What needs to be done:
Write out all of the records precisely. Skip anything that is a picture.

Material provided:

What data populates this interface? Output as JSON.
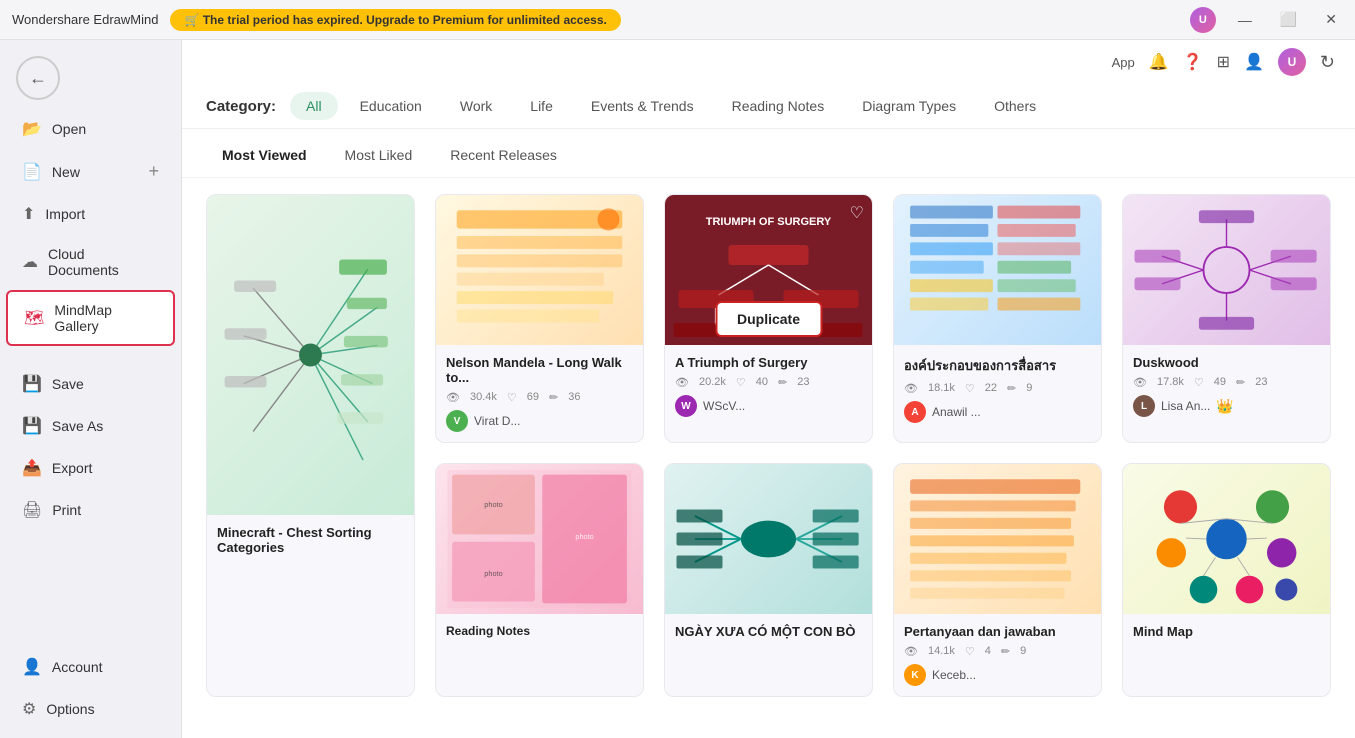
{
  "titlebar": {
    "app_name": "Wondershare EdrawMind",
    "upgrade_text": "🛒 The trial period has expired. Upgrade to Premium for unlimited access.",
    "win_btns": [
      "—",
      "⬜",
      "✕"
    ]
  },
  "toolbar": {
    "app_label": "App",
    "icons": [
      "🔔",
      "❓",
      "⊞",
      "👤"
    ]
  },
  "sidebar": {
    "items": [
      {
        "id": "open",
        "label": "Open",
        "icon": "📂"
      },
      {
        "id": "new",
        "label": "New",
        "icon": "📄",
        "extra": "+"
      },
      {
        "id": "import",
        "label": "Import",
        "icon": "⬆"
      },
      {
        "id": "cloud",
        "label": "Cloud Documents",
        "icon": "☁"
      },
      {
        "id": "gallery",
        "label": "MindMap Gallery",
        "icon": "🗺",
        "active": true
      }
    ],
    "bottom_items": [
      {
        "id": "save",
        "label": "Save",
        "icon": "💾"
      },
      {
        "id": "saveas",
        "label": "Save As",
        "icon": "💾"
      },
      {
        "id": "export",
        "label": "Export",
        "icon": "📤"
      },
      {
        "id": "print",
        "label": "Print",
        "icon": "🖨"
      }
    ],
    "footer_items": [
      {
        "id": "account",
        "label": "Account",
        "icon": "👤"
      },
      {
        "id": "options",
        "label": "Options",
        "icon": "⚙"
      }
    ]
  },
  "category": {
    "label": "Category:",
    "items": [
      {
        "id": "all",
        "label": "All",
        "active": true
      },
      {
        "id": "education",
        "label": "Education"
      },
      {
        "id": "work",
        "label": "Work"
      },
      {
        "id": "life",
        "label": "Life"
      },
      {
        "id": "events",
        "label": "Events & Trends"
      },
      {
        "id": "reading",
        "label": "Reading Notes"
      },
      {
        "id": "diagram",
        "label": "Diagram Types"
      },
      {
        "id": "others",
        "label": "Others"
      }
    ]
  },
  "filters": {
    "items": [
      {
        "id": "most_viewed",
        "label": "Most Viewed",
        "active": true
      },
      {
        "id": "most_liked",
        "label": "Most Liked"
      },
      {
        "id": "recent",
        "label": "Recent Releases"
      }
    ]
  },
  "gallery": {
    "cards": [
      {
        "id": "card1",
        "title": "Minecraft - Chest Sorting Categories",
        "views": "—",
        "likes": "—",
        "edits": "—",
        "author": "—",
        "author_color": "#888",
        "thumb_class": "mindmap-1",
        "col": 1
      },
      {
        "id": "card2",
        "title": "Nelson Mandela - Long Walk to...",
        "views": "30.4k",
        "likes": "69",
        "edits": "36",
        "author": "Virat D...",
        "author_color": "#4caf50",
        "author_initial": "V",
        "thumb_class": "mindmap-2",
        "col": 2
      },
      {
        "id": "card3",
        "title": "A Triumph of Surgery",
        "views": "20.2k",
        "likes": "40",
        "edits": "23",
        "author": "WScV...",
        "author_color": "#9c27b0",
        "author_initial": "W",
        "thumb_class": "mindmap-3",
        "col": 3,
        "has_duplicate": true,
        "has_heart": true
      },
      {
        "id": "card4",
        "title": "องค์ประกอบของการสื่อสาร",
        "views": "18.1k",
        "likes": "22",
        "edits": "9",
        "author": "Anawil ...",
        "author_color": "#f44336",
        "author_initial": "A",
        "thumb_class": "mindmap-4",
        "col": 4
      },
      {
        "id": "card5",
        "title": "Duskwood",
        "views": "17.8k",
        "likes": "49",
        "edits": "23",
        "author": "Lisa An...",
        "author_color": "#795548",
        "author_initial": "L",
        "thumb_class": "mindmap-5",
        "col": 5,
        "has_crown": true
      },
      {
        "id": "card6",
        "title": "NGÀY XƯA CÓ MỘT CON BÒ",
        "views": "—",
        "likes": "—",
        "edits": "—",
        "author": "—",
        "author_color": "#888",
        "thumb_class": "mindmap-8",
        "col": 3
      },
      {
        "id": "card7",
        "title": "Pertanyaan dan jawaban",
        "views": "14.1k",
        "likes": "4",
        "edits": "9",
        "author": "Keceb...",
        "author_color": "#ff9800",
        "author_initial": "K",
        "thumb_class": "mindmap-9",
        "col": 4
      },
      {
        "id": "card8",
        "title": "Mind Map",
        "views": "—",
        "likes": "—",
        "edits": "—",
        "author": "—",
        "author_color": "#888",
        "thumb_class": "mindmap-10",
        "col": 5
      }
    ]
  },
  "icons": {
    "back": "←",
    "cart": "🛒",
    "bell": "🔔",
    "question": "❓",
    "apps": "⊞",
    "user": "👤",
    "refresh": "↻",
    "heart": "♡",
    "eye": "👁",
    "heart_filled": "❤",
    "crown": "👑"
  }
}
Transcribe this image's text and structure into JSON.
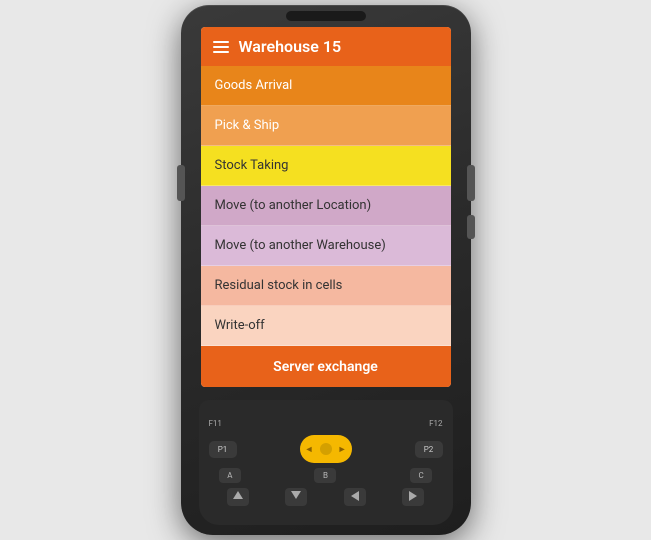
{
  "header": {
    "title": "Warehouse 15",
    "menu_icon": "hamburger-icon"
  },
  "menu_items": [
    {
      "id": "goods-arrival",
      "label": "Goods Arrival",
      "color_class": "item-goods-arrival"
    },
    {
      "id": "pick-ship",
      "label": "Pick & Ship",
      "color_class": "item-pick-ship"
    },
    {
      "id": "stock-taking",
      "label": "Stock Taking",
      "color_class": "item-stock-taking"
    },
    {
      "id": "move-location",
      "label": "Move (to another Location)",
      "color_class": "item-move-location"
    },
    {
      "id": "move-warehouse",
      "label": "Move (to another Warehouse)",
      "color_class": "item-move-warehouse"
    },
    {
      "id": "residual",
      "label": "Residual stock in cells",
      "color_class": "item-residual"
    },
    {
      "id": "writeoff",
      "label": "Write-off",
      "color_class": "item-writeoff"
    }
  ],
  "server_exchange_label": "Server exchange",
  "keypad": {
    "fn_labels": [
      "F11",
      "F12"
    ],
    "p_labels": [
      "P1",
      "P2"
    ],
    "alpha_labels": [
      "A",
      "B",
      "C"
    ],
    "nav_labels": [
      "▲",
      "▼",
      "◄",
      "►"
    ]
  }
}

Reply to the task:
What data populates this interface? Output as JSON.
{
  "titlebar": {
    "app_name": "Wondershare EdrawMind",
    "upgrade_text": "🛒 The trial period has expired. Upgrade to Premium for unlimited access.",
    "win_btns": [
      "—",
      "⬜",
      "✕"
    ]
  },
  "toolbar": {
    "app_label": "App",
    "icons": [
      "🔔",
      "❓",
      "⊞",
      "👤"
    ]
  },
  "sidebar": {
    "items": [
      {
        "id": "open",
        "label": "Open",
        "icon": "📂"
      },
      {
        "id": "new",
        "label": "New",
        "icon": "📄",
        "extra": "+"
      },
      {
        "id": "import",
        "label": "Import",
        "icon": "⬆"
      },
      {
        "id": "cloud",
        "label": "Cloud Documents",
        "icon": "☁"
      },
      {
        "id": "gallery",
        "label": "MindMap Gallery",
        "icon": "🗺",
        "active": true
      }
    ],
    "bottom_items": [
      {
        "id": "save",
        "label": "Save",
        "icon": "💾"
      },
      {
        "id": "saveas",
        "label": "Save As",
        "icon": "💾"
      },
      {
        "id": "export",
        "label": "Export",
        "icon": "📤"
      },
      {
        "id": "print",
        "label": "Print",
        "icon": "🖨"
      }
    ],
    "footer_items": [
      {
        "id": "account",
        "label": "Account",
        "icon": "👤"
      },
      {
        "id": "options",
        "label": "Options",
        "icon": "⚙"
      }
    ]
  },
  "category": {
    "label": "Category:",
    "items": [
      {
        "id": "all",
        "label": "All",
        "active": true
      },
      {
        "id": "education",
        "label": "Education"
      },
      {
        "id": "work",
        "label": "Work"
      },
      {
        "id": "life",
        "label": "Life"
      },
      {
        "id": "events",
        "label": "Events & Trends"
      },
      {
        "id": "reading",
        "label": "Reading Notes"
      },
      {
        "id": "diagram",
        "label": "Diagram Types"
      },
      {
        "id": "others",
        "label": "Others"
      }
    ]
  },
  "filters": {
    "items": [
      {
        "id": "most_viewed",
        "label": "Most Viewed",
        "active": true
      },
      {
        "id": "most_liked",
        "label": "Most Liked"
      },
      {
        "id": "recent",
        "label": "Recent Releases"
      }
    ]
  },
  "gallery": {
    "cards": [
      {
        "id": "card1",
        "title": "Minecraft - Chest Sorting Categories",
        "views": "—",
        "likes": "—",
        "edits": "—",
        "author": "—",
        "author_color": "#888",
        "thumb_class": "mindmap-1",
        "col": 1
      },
      {
        "id": "card2",
        "title": "Nelson Mandela - Long Walk to...",
        "views": "30.4k",
        "likes": "69",
        "edits": "36",
        "author": "Virat D...",
        "author_color": "#4caf50",
        "author_initial": "V",
        "thumb_class": "mindmap-2",
        "col": 2
      },
      {
        "id": "card3",
        "title": "A Triumph of Surgery",
        "views": "20.2k",
        "likes": "40",
        "edits": "23",
        "author": "WScV...",
        "author_color": "#9c27b0",
        "author_initial": "W",
        "thumb_class": "mindmap-3",
        "col": 3,
        "has_duplicate": true,
        "has_heart": true
      },
      {
        "id": "card4",
        "title": "องค์ประกอบของการสื่อสาร",
        "views": "18.1k",
        "likes": "22",
        "edits": "9",
        "author": "Anawil ...",
        "author_color": "#f44336",
        "author_initial": "A",
        "thumb_class": "mindmap-4",
        "col": 4
      },
      {
        "id": "card5",
        "title": "Duskwood",
        "views": "17.8k",
        "likes": "49",
        "edits": "23",
        "author": "Lisa An...",
        "author_color": "#795548",
        "author_initial": "L",
        "thumb_class": "mindmap-5",
        "col": 5,
        "has_crown": true
      },
      {
        "id": "card6",
        "title": "NGÀY XƯA CÓ MỘT CON BÒ",
        "views": "—",
        "likes": "—",
        "edits": "—",
        "author": "—",
        "author_color": "#888",
        "thumb_class": "mindmap-8",
        "col": 3
      },
      {
        "id": "card7",
        "title": "Pertanyaan dan jawaban",
        "views": "14.1k",
        "likes": "4",
        "edits": "9",
        "author": "Keceb...",
        "author_color": "#ff9800",
        "author_initial": "K",
        "thumb_class": "mindmap-9",
        "col": 4
      },
      {
        "id": "card8",
        "title": "Mind Map",
        "views": "—",
        "likes": "—",
        "edits": "—",
        "author": "—",
        "author_color": "#888",
        "thumb_class": "mindmap-10",
        "col": 5
      }
    ]
  },
  "icons": {
    "back": "←",
    "cart": "🛒",
    "bell": "🔔",
    "question": "❓",
    "apps": "⊞",
    "user": "👤",
    "refresh": "↻",
    "heart": "♡",
    "eye": "👁",
    "heart_filled": "❤",
    "crown": "👑"
  }
}
Transcribe this image's text and structure into JSON.
{
  "header": {
    "title": "Warehouse 15",
    "menu_icon": "hamburger-icon"
  },
  "menu_items": [
    {
      "id": "goods-arrival",
      "label": "Goods Arrival",
      "color_class": "item-goods-arrival"
    },
    {
      "id": "pick-ship",
      "label": "Pick & Ship",
      "color_class": "item-pick-ship"
    },
    {
      "id": "stock-taking",
      "label": "Stock Taking",
      "color_class": "item-stock-taking"
    },
    {
      "id": "move-location",
      "label": "Move (to another Location)",
      "color_class": "item-move-location"
    },
    {
      "id": "move-warehouse",
      "label": "Move (to another Warehouse)",
      "color_class": "item-move-warehouse"
    },
    {
      "id": "residual",
      "label": "Residual stock in cells",
      "color_class": "item-residual"
    },
    {
      "id": "writeoff",
      "label": "Write-off",
      "color_class": "item-writeoff"
    }
  ],
  "server_exchange_label": "Server exchange",
  "keypad": {
    "fn_labels": [
      "F11",
      "F12"
    ],
    "p_labels": [
      "P1",
      "P2"
    ],
    "alpha_labels": [
      "A",
      "B",
      "C"
    ],
    "nav_labels": [
      "▲",
      "▼",
      "◄",
      "►"
    ]
  }
}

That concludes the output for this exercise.